L.S.: I cannot answer for those musicians you mentioned. I have been close friends with some of them, but we all follow our own path.
J.S.: Despite your achievements in many areas of music and dozens of film scores, your name is always associated with Mission : Impossible. Does that ever frustrate you?
L.S.: Why should my association with Mission : Impossible be frustrating to me? On the contrary, it was and is a positive walk into my future and I am very proud of it.
J.S.: Do you feel your work as a pianist has ever been properly acknowledged, or has that been overshadowed by your work as a composer, arranger, and conductor?
L.S.: As a musician I don’t see any differences between being a composer, arranger, conductor and pianist. These activities reflect on my total musical needs.
J.S.: What areas of music do you still hope to explore?
L.S.: The answer is in #11 (the upcoming Concertos)
J.S.: Is there any single performer you’ve most enjoyed working with?
L.S.: Dizzy Gillespie and Placido Domingo.
J.S.: Is there any single composer who has most influenced you?
L.S.: Igor Stravinsky and Thelonious Monk.
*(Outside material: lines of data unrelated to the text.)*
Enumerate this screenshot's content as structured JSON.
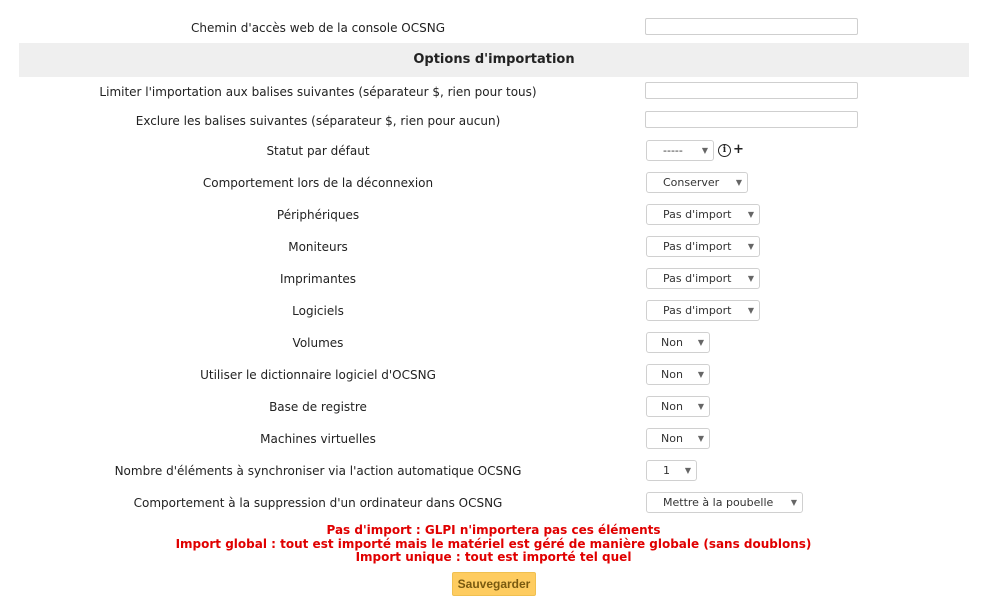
{
  "web_path": {
    "label": "Chemin d'accès web de la console OCSNG",
    "value": ""
  },
  "section": {
    "title": "Options d'importation"
  },
  "fields": {
    "limit_tags": {
      "label": "Limiter l'importation aux balises suivantes (séparateur $, rien pour tous)",
      "value": ""
    },
    "exclude_tags": {
      "label": "Exclure les balises suivantes (séparateur $, rien pour aucun)",
      "value": ""
    },
    "default_status": {
      "label": "Statut par défaut",
      "value": "-----"
    },
    "disconnect_behavior": {
      "label": "Comportement lors de la déconnexion",
      "value": "Conserver"
    },
    "peripherals": {
      "label": "Périphériques",
      "value": "Pas d'import"
    },
    "monitors": {
      "label": "Moniteurs",
      "value": "Pas d'import"
    },
    "printers": {
      "label": "Imprimantes",
      "value": "Pas d'import"
    },
    "software": {
      "label": "Logiciels",
      "value": "Pas d'import"
    },
    "volumes": {
      "label": "Volumes",
      "value": "Non"
    },
    "software_dictionary": {
      "label": "Utiliser le dictionnaire logiciel d'OCSNG",
      "value": "Non"
    },
    "registry": {
      "label": "Base de registre",
      "value": "Non"
    },
    "virtual_machines": {
      "label": "Machines virtuelles",
      "value": "Non"
    },
    "sync_count": {
      "label": "Nombre d'éléments à synchroniser via l'action automatique OCSNG",
      "value": "1"
    },
    "delete_behavior": {
      "label": "Comportement à la suppression d'un ordinateur dans OCSNG",
      "value": "Mettre à la poubelle"
    }
  },
  "icons": {
    "info": "info-icon",
    "add": "plus-icon",
    "dropdown": "chevron-down-icon"
  },
  "notes": [
    "Pas d'import : GLPI n'importera pas ces éléments",
    "Import global : tout est importé mais le matériel est géré de manière globale (sans doublons)",
    "Import unique : tout est importé tel quel"
  ],
  "buttons": {
    "save": "Sauvegarder"
  },
  "colors": {
    "note_text": "#e00000",
    "save_button": "#fecc60",
    "section_bg": "#efefef"
  }
}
(Special thanks to Jeri TeMaat, Mr. Schifrin’s assistant, for her help in making time in Mr. Schifrin’s busy schedule to answer these questions prior to the public premier of his latest composition, “A Concerto for Tuba and Orchestra”. Header photo: William Claxton).